▸ DATA SUPPLIED
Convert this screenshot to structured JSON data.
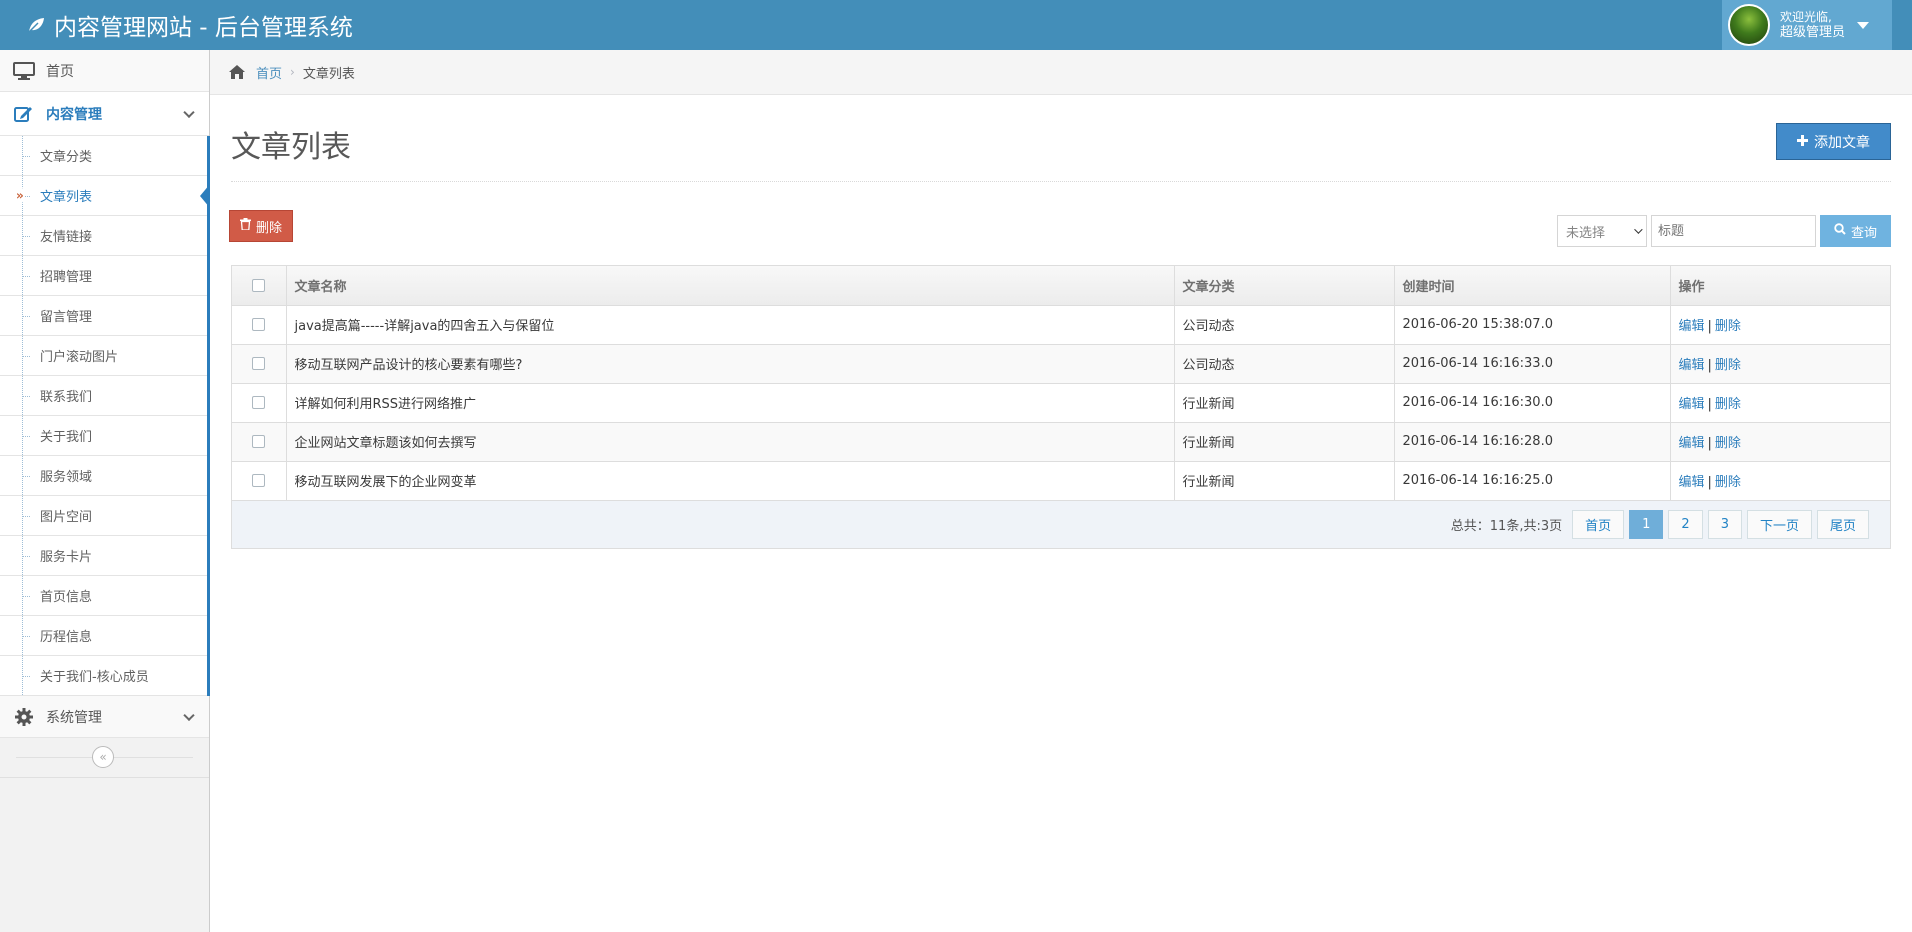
{
  "brand": {
    "title": "内容管理网站 - 后台管理系统"
  },
  "user": {
    "welcome": "欢迎光临,",
    "role": "超级管理员"
  },
  "sidebar": {
    "home": "首页",
    "content_menu": "内容管理",
    "items": [
      {
        "label": "文章分类"
      },
      {
        "label": "文章列表"
      },
      {
        "label": "友情链接"
      },
      {
        "label": "招聘管理"
      },
      {
        "label": "留言管理"
      },
      {
        "label": "门户滚动图片"
      },
      {
        "label": "联系我们"
      },
      {
        "label": "关于我们"
      },
      {
        "label": "服务领域"
      },
      {
        "label": "图片空间"
      },
      {
        "label": "服务卡片"
      },
      {
        "label": "首页信息"
      },
      {
        "label": "历程信息"
      },
      {
        "label": "关于我们-核心成员"
      }
    ],
    "active_index": 1,
    "active_marker": "»",
    "system_menu": "系统管理",
    "collapse_icon": "«"
  },
  "breadcrumb": {
    "home": "首页",
    "current": "文章列表"
  },
  "page": {
    "title": "文章列表",
    "add_button": "添加文章",
    "delete_button": "删除"
  },
  "search": {
    "select_value": "未选择",
    "placeholder": "标题",
    "button": "查询"
  },
  "table": {
    "columns": [
      "文章名称",
      "文章分类",
      "创建时间",
      "操作"
    ],
    "rows": [
      {
        "title": "java提高篇-----详解java的四舍五入与保留位",
        "category": "公司动态",
        "time": "2016-06-20 15:38:07.0"
      },
      {
        "title": "移动互联网产品设计的核心要素有哪些?",
        "category": "公司动态",
        "time": "2016-06-14 16:16:33.0"
      },
      {
        "title": "详解如何利用RSS进行网络推广",
        "category": "行业新闻",
        "time": "2016-06-14 16:16:30.0"
      },
      {
        "title": "企业网站文章标题该如何去撰写",
        "category": "行业新闻",
        "time": "2016-06-14 16:16:28.0"
      },
      {
        "title": "移动互联网发展下的企业网变革",
        "category": "行业新闻",
        "time": "2016-06-14 16:16:25.0"
      }
    ],
    "edit_label": "编辑",
    "delete_label": "删除",
    "op_separator": "|"
  },
  "pagination": {
    "info": "总共：11条,共:3页",
    "first": "首页",
    "pages": [
      "1",
      "2",
      "3"
    ],
    "current": "1",
    "next": "下一页",
    "last": "尾页"
  },
  "colors": {
    "navbar": "#438eb9",
    "accent": "#2b7dbc",
    "danger": "#d15b47",
    "primary": "#428bca"
  }
}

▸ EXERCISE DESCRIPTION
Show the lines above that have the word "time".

▸ RESULT OF THIS TASK
        "time": "2016-06-20 15:38:07.0"
        "time": "2016-06-14 16:16:33.0"
        "time": "2016-06-14 16:16:30.0"
        "time": "2016-06-14 16:16:28.0"
        "time": "2016-06-14 16:16:25.0"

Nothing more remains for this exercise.